Even if it be assumed that Paras Ram married her to Amar Singh against her will, he cannot be said to have committed any offence, for it is open to a legal guardian to give his ward in marriage even though she is unwilling. I should also, however, like to point out that the alleged unwillingness of Mohandei appears to be scarcely anything more than the natural shyness of every girl when she goes to live with a new man, for there is evidence to the effect that she was perfectly all right and reconciled to Amar Singh after only ten or twelve days. Learned Counsel for the State has relied upon the decision of Satyanarayana Rao, J., reported in Ethilarulu Ammal v. Pethakkal : AIR1950Mad390 . In this case the learned Judge was considering the effect of the surrender by guardian of a minor widow on the question of limitation under Article 44 of the Indian Limitation Act. Relying upon a Full Bench decision reported in Chennappa v. K. Onkarappa AIR 1940 Mad 33 the learned Judge observed as follows:
'That except the father and in his absence the mother of a Hindu minor no others are legal guardians. After marriage of a minor female theguardianship of the father is transferred to her husband and in default of the husband no other person is entitled to act as a guardian de jure.'

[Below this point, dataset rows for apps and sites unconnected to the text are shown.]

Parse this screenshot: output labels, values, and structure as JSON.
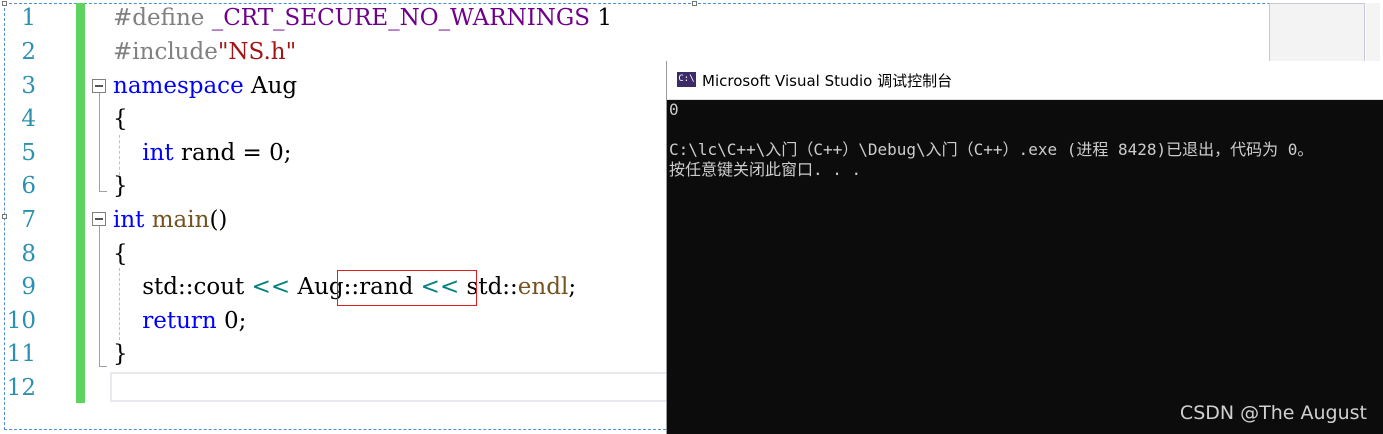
{
  "editor": {
    "lines": [
      {
        "num": "1",
        "parts": [
          {
            "t": "#define ",
            "c": "pp"
          },
          {
            "t": "_CRT_SECURE_NO_WARNINGS",
            "c": "macro"
          },
          {
            "t": " 1",
            "c": ""
          }
        ]
      },
      {
        "num": "2",
        "parts": [
          {
            "t": "#include",
            "c": "pp"
          },
          {
            "t": "\"NS.h\"",
            "c": "str"
          }
        ]
      },
      {
        "num": "3",
        "parts": [
          {
            "t": "namespace",
            "c": "kw"
          },
          {
            "t": " Aug",
            "c": ""
          }
        ]
      },
      {
        "num": "4",
        "parts": [
          {
            "t": "{",
            "c": ""
          }
        ]
      },
      {
        "num": "5",
        "parts": [
          {
            "t": "    ",
            "c": ""
          },
          {
            "t": "int",
            "c": "kw"
          },
          {
            "t": " rand = 0;",
            "c": ""
          }
        ]
      },
      {
        "num": "6",
        "parts": [
          {
            "t": "}",
            "c": ""
          }
        ]
      },
      {
        "num": "7",
        "parts": [
          {
            "t": "int",
            "c": "kw"
          },
          {
            "t": " ",
            "c": ""
          },
          {
            "t": "main",
            "c": "fn"
          },
          {
            "t": "()",
            "c": ""
          }
        ]
      },
      {
        "num": "8",
        "parts": [
          {
            "t": "{",
            "c": ""
          }
        ]
      },
      {
        "num": "9",
        "parts": [
          {
            "t": "    std::cout ",
            "c": ""
          },
          {
            "t": "<<",
            "c": "op"
          },
          {
            "t": " Aug::rand ",
            "c": ""
          },
          {
            "t": "<<",
            "c": "op"
          },
          {
            "t": " std::",
            "c": ""
          },
          {
            "t": "endl",
            "c": "fn"
          },
          {
            "t": ";",
            "c": ""
          }
        ]
      },
      {
        "num": "10",
        "parts": [
          {
            "t": "    ",
            "c": ""
          },
          {
            "t": "return",
            "c": "kw"
          },
          {
            "t": " 0;",
            "c": ""
          }
        ]
      },
      {
        "num": "11",
        "parts": [
          {
            "t": "}",
            "c": ""
          }
        ]
      },
      {
        "num": "12",
        "parts": []
      }
    ]
  },
  "console": {
    "title": "Microsoft Visual Studio 调试控制台",
    "icon": "visual-studio-console-icon",
    "icon_label": "C:\\",
    "output": [
      "0",
      "",
      "C:\\lc\\C++\\入门（C++）\\Debug\\入门（C++）.exe (进程 8428)已退出，代码为 0。",
      "按任意键关闭此窗口. . ."
    ]
  },
  "watermark": "CSDN @The   August",
  "colors": {
    "keyword": "#0000ff",
    "preprocessor": "#808080",
    "macro": "#6f008a",
    "string": "#a31515",
    "function": "#74531f",
    "line_number": "#2b91af",
    "change_marker": "#5fd35f",
    "console_bg": "#0c0c0c",
    "highlight_box": "#e02020"
  }
}
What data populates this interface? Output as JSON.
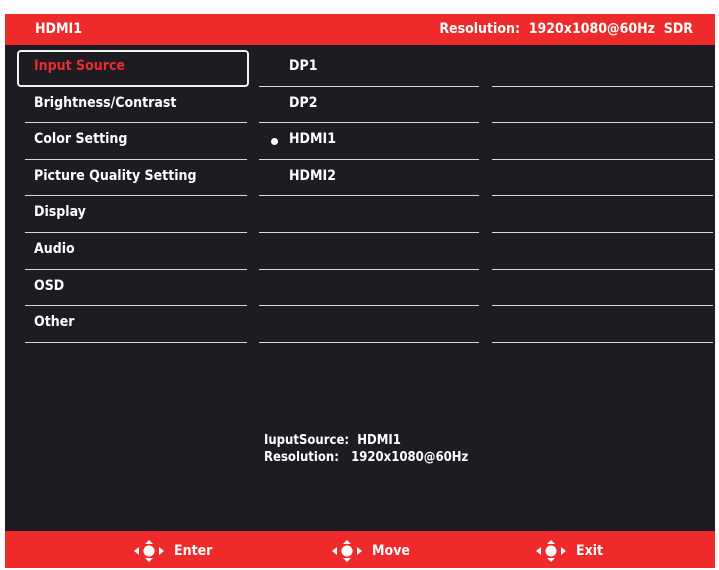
{
  "header": {
    "source": "HDMI1",
    "resolution_label": "Resolution:  1920x1080@60Hz",
    "mode": "SDR"
  },
  "menu": [
    {
      "label": "Input Source",
      "selected": true
    },
    {
      "label": "Brightness/Contrast"
    },
    {
      "label": "Color Setting"
    },
    {
      "label": "Picture Quality Setting"
    },
    {
      "label": "Display"
    },
    {
      "label": "Audio"
    },
    {
      "label": "OSD"
    },
    {
      "label": "Other"
    }
  ],
  "submenu": [
    {
      "label": "DP1"
    },
    {
      "label": "DP2"
    },
    {
      "label": "HDMI1",
      "active": true
    },
    {
      "label": "HDMI2"
    },
    {
      "label": ""
    },
    {
      "label": ""
    },
    {
      "label": ""
    },
    {
      "label": ""
    }
  ],
  "info": {
    "input_line": "IuputSource:  HDMI1",
    "resolution_line": "Resolution:   1920x1080@60Hz"
  },
  "footer": {
    "enter": "Enter",
    "move": "Move",
    "exit": "Exit"
  },
  "colors": {
    "accent": "#ee2b2a",
    "background": "#1c1c22",
    "text": "#ffffff"
  }
}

In the Full Bench decision, which is the basis of the decision of Satyanarayana Rao, J., the question for consideration was whether the paternal grandmother of a Hindu minor was lawful guardian. The question there was not whether father-in-law could be the lawful guardian of his minor widowed daughter-in-law. It is obvious to me that when Satyanarayana Rao, J., used the words 'in default of her husband', he obviously meant, 'an unmarried girl.' The decision reported in : AIR1950Mad390 , therefore, is not really in point and, in fact, that case does not militate against the viewthat I have expressed. The Madras case reallyin point is the one reported in Chinna Alagumperumal v. Vinayagathammal, 55 Mad LJ 861 : (AIR 1929 Mad 110) in which Devadoss and Mackay, JJ., held that the husband is the legal guardian of his minor wife and, if he happens to die during her minority, his nearest sapinda will be her guardian and not her paternal relations.
10. On the view that I have taken, Paras Ram cannot be said to have committed any offence. It follows that the conviction of the other two appellants, who only accompanied Paras Ram, is also wrong and must be set aside.
11. For the reasons given above, I allow this appeal, set aside the conviction and sentences of the appellants and acquit them. They are on bail, They need not surrender. Their bail bonds are discharged.